By empowering semi-skilled women in villages, increasing their mobility, fostering independence and engaging local youth, Kadam is enabling self-reliance across dispersed rural districts.
Nirupama has a MA in Political Science from FM University, Balasore. In 2006, she turned up at the Kadam office in Kolkata. The misfortunes she had faced left her unable to manage even one square meal a day.
With Kadam’s support and training, she now runs the show, managing a crew of 115 craftswomen. As more and more women join her cluster, she continues to strengthen and empower the many women she has taken under her wing.
Kadam is a Society set up to address issues of semi-skilled rural artisans, living below the poverty line. To tackle this at the grassroots level, Kadam provides education and viable employment opportunities for young people in rural villages by creating small and medium enterprises that leverage local resources.
Kadam Haat was set up in 2008 as a social enterprise to help market products and services initiated by Kadam. With Kadam’s continuous training programs across design, planning, and organising, villages gradually transform into entrepreneurial hubs.
HOW IT WORKS
Generating sustainable livelihoods
Through upskilling opportunities in handmade
Eliminate rural-urban youth migration
By generating local employment opportunities
Empower women and youth
Through education and training in financially sustainable entrepreneurial practices
Harness traditional knowledge via use of local resources
Preserving cultural heritage, while improving standards of living in rural India
Connect rural producer → urban consumer
By generating demand for environmentally friendly, ethically handmade products
Working with rural communities throws up a unique set of challenges to overcome
Artisans perceive traders and middlemen as exploitative
Social taboos like caste-based hierarchies get in the way of building strong, cohesive teams
Festival and peak productive times coincide with monsoons and raw material unavailability
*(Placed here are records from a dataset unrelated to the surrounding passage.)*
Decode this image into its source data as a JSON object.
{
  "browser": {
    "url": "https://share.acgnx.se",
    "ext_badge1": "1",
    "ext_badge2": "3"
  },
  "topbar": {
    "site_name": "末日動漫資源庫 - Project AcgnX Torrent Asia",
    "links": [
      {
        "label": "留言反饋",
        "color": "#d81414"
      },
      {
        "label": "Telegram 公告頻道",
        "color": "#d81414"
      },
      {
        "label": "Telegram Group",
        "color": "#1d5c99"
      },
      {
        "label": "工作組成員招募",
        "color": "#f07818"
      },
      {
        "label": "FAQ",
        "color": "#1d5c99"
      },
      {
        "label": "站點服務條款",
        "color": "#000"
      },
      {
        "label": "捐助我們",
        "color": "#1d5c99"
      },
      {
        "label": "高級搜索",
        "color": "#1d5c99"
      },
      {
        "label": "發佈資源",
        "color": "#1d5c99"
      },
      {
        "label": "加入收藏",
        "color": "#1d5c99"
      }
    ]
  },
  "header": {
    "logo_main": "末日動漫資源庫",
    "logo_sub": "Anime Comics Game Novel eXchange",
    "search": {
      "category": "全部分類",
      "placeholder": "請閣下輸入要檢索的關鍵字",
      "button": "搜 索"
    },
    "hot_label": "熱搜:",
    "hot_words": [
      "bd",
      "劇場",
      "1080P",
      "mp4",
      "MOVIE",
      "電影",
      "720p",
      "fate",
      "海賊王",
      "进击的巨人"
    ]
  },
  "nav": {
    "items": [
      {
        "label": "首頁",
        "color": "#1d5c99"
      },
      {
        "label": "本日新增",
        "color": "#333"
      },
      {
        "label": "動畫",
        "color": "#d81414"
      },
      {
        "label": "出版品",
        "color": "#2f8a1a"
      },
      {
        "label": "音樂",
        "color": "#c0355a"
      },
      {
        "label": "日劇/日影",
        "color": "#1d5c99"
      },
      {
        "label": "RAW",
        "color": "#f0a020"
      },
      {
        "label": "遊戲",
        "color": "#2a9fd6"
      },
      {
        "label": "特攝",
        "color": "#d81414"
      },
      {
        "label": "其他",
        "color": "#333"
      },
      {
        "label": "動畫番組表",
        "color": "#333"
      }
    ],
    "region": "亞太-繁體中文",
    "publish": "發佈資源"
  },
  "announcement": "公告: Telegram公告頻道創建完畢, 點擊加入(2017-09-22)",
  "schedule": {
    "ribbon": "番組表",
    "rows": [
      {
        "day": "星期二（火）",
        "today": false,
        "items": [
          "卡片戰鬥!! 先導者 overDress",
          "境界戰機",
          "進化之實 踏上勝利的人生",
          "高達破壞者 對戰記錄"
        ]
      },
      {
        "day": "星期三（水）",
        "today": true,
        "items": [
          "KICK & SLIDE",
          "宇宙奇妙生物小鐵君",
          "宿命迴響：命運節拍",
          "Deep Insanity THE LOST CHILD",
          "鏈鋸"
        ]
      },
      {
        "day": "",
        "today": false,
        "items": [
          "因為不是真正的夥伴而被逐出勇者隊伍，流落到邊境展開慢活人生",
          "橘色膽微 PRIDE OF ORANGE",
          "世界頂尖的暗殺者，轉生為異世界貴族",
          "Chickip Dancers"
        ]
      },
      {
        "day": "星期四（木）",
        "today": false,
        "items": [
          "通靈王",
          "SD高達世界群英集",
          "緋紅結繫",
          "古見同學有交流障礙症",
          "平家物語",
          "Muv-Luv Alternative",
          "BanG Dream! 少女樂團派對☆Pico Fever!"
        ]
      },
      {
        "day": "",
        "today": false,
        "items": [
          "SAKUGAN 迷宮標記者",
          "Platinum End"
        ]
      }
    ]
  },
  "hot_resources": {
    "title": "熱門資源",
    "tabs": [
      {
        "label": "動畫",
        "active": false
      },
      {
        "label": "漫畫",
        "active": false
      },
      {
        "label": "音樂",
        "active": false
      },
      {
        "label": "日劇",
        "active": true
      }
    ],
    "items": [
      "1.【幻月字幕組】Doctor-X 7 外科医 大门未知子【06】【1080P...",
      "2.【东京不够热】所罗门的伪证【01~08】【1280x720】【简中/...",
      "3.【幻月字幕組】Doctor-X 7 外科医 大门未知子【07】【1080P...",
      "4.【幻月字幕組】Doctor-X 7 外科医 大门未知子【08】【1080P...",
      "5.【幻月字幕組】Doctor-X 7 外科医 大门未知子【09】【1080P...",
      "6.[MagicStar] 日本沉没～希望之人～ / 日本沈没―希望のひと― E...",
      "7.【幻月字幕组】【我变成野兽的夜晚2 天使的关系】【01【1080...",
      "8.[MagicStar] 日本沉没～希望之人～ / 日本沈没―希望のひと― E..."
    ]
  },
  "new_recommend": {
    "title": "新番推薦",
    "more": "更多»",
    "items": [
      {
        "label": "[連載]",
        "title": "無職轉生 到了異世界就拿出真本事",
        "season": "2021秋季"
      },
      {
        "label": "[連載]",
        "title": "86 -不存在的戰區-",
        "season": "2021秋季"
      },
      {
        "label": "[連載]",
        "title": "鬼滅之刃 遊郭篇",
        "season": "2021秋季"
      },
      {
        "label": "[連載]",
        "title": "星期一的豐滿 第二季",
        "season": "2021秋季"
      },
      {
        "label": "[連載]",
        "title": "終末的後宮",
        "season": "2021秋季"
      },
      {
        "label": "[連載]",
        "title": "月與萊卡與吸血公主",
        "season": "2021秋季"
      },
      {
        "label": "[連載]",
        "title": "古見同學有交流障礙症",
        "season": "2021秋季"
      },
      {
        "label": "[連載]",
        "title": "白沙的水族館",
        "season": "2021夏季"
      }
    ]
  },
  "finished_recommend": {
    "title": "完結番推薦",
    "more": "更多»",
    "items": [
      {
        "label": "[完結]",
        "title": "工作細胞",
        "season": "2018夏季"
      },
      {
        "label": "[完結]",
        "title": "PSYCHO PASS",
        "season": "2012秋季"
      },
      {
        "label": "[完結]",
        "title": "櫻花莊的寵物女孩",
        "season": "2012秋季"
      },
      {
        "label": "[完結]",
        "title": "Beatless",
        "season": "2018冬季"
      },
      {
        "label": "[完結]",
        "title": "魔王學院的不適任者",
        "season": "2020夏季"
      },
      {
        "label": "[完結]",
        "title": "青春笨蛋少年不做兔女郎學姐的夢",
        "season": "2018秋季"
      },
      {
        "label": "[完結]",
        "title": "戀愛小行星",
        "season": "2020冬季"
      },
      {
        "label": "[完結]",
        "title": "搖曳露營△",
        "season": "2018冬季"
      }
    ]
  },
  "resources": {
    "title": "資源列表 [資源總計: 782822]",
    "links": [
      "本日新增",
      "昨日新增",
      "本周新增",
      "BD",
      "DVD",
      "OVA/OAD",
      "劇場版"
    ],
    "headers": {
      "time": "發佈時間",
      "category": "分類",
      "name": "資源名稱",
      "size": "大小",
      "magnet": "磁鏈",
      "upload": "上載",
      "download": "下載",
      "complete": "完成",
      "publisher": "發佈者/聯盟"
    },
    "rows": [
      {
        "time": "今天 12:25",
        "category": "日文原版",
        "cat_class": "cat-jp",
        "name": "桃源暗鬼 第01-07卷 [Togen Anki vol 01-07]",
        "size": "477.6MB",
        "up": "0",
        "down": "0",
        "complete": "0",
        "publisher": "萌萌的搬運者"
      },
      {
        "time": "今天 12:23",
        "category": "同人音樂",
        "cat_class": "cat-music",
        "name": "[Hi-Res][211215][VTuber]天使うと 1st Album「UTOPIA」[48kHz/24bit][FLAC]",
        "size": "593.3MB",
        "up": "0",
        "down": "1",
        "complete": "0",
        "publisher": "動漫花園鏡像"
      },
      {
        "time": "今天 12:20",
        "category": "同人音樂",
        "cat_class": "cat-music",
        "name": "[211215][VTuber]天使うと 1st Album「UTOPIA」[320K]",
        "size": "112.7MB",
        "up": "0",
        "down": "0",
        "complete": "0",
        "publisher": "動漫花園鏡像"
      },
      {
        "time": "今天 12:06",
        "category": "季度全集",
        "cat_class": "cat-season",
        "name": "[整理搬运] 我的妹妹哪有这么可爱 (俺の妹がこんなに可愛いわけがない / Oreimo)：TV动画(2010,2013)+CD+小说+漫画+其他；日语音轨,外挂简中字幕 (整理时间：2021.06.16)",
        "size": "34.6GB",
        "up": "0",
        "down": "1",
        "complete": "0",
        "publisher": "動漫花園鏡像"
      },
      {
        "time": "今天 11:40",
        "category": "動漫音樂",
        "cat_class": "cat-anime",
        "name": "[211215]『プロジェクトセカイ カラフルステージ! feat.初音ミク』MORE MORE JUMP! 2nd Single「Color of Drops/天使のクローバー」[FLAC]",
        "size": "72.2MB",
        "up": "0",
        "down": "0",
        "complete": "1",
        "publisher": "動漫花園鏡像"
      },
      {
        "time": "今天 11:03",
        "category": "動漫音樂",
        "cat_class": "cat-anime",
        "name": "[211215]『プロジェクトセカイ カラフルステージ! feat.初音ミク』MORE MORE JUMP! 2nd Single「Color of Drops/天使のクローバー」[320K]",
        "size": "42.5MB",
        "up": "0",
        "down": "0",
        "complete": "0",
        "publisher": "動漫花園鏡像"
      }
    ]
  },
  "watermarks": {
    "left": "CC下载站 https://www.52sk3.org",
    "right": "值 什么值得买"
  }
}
During harvesting season, a majority of the artisans are unavailable for extended periods of time
Men and women offered equal pay isn’t well-received by some communities
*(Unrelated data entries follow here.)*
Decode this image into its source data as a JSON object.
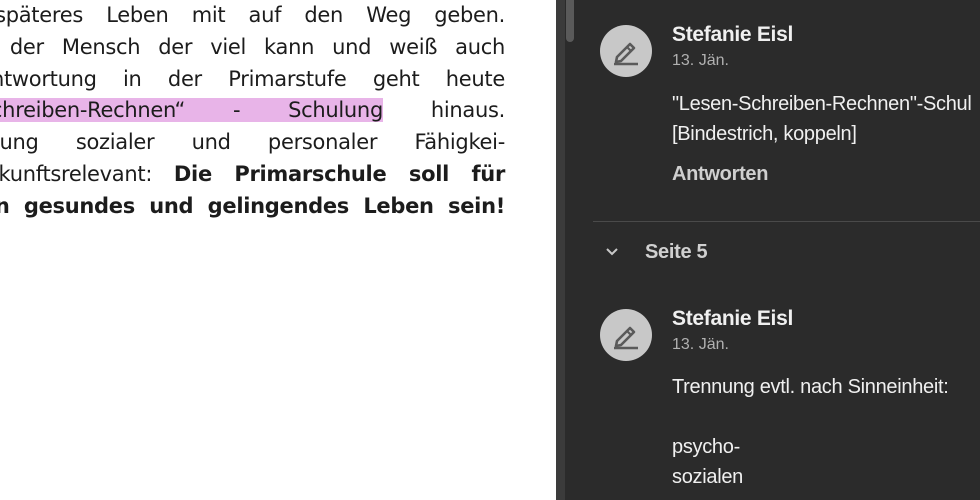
{
  "document": {
    "lines": [
      {
        "pre": "ihr späteres Leben mit auf den Weg geben.",
        "hl": "",
        "post": "",
        "bold": false
      },
      {
        "pre": "dass der Mensch der viel kann und weiß auch",
        "hl": "",
        "post": "",
        "bold": false
      },
      {
        "pre": "Verantwortung in der Primarstufe geht heute",
        "hl": "",
        "post": "",
        "bold": false
      },
      {
        "pre": "",
        "hl": "en-Schreiben-Rechnen“ - Schulung",
        "post": " hinaus.",
        "bold": false
      },
      {
        "pre": "örderung sozialer und personaler Fähigkei-",
        "hl": "",
        "post": "",
        "bold": false
      },
      {
        "pre": "t zukunftsrelevant: ",
        "hl": "",
        "post": "Die Primarschule soll für",
        "bold": "post"
      },
      {
        "pre": "n ein gesundes und gelingendes Leben sein!",
        "hl": "",
        "post": "",
        "bold": true
      }
    ]
  },
  "comments": [
    {
      "author": "Stefanie Eisl",
      "date": "13. Jän.",
      "body": "\"Lesen-Schreiben-Rechnen\"-Schul\n[Bindestrich, koppeln]",
      "reply": "Antworten"
    },
    {
      "author": "Stefanie Eisl",
      "date": "13. Jän.",
      "body": "Trennung evtl. nach Sinneinheit:\n\npsycho-\nsozialen"
    }
  ],
  "section": {
    "label": "Seite 5"
  },
  "colors": {
    "highlight": "#e8b4e8",
    "panel_bg": "#2b2b2b"
  }
}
Cost of transporting products from rural villages to urban cities is very high
“To build a relationship of trust, it has to be a complete circular interaction. And that's how we work — we work with the community, the youth, and the women, always together. That's been our model."
— PAYAL NATH, CO-FOUNDER, KADAM
The USP of Kadam’s model is that profits from Kadam Haat go to the entire team, not individual artisans. The women in the team may want a library for their children or solar lamps for their village. Even if it is ₹20,000, social empowerment goes hand in hand with economic empowerment.
6,000+ artisans provided with livelihoods
10% - 33% rise in rural women's income
12 artisan-led enterprises have been set up with Kadam's help
“I want to have a home of my own someday and educate my two daughters the way my father educated me. I started with 2 craftswomen and today, I manage a crew of 115 women artisans! I hope I can continue to strengthen and empower the many women who join my cluster in the same way Kadam empowered me by taking me under their wing."
— NIRUPAMA PATRA, CLUSTER HEAD, BALIAPAL, ODISHA
Reducing rural-urban migration for menial jobs, addressing crime, violence, and other social problems
“I have started living my life of dreams. Working with Kadam has made my life so productive that I have started believing in utopia. I work in 2 blocks with the cooperation of 70-80 women. We have seen how women now prefer to work with our organisation instead of farming. We have made roti baskets, towel baskets, and have also learned the organic dyeing techniques with 10-15 days of training.”
— SURJO, CLUSTER HEAD, MIDNAPORE, W. BENGAL
Promoting child development and reducing malnutrition
Responsible use of locally available and sustainable natural resources
Use of affordable clean energy solutions
“The partnership with the individual, the partnership with the family, the partnership with the society, the partnership with the governments within that panchayat or society can be formal or informal but it’s mostly informal. To put it briefly, our model emotes."
— PAYAL NATH, CO-FOUNDER, KADAM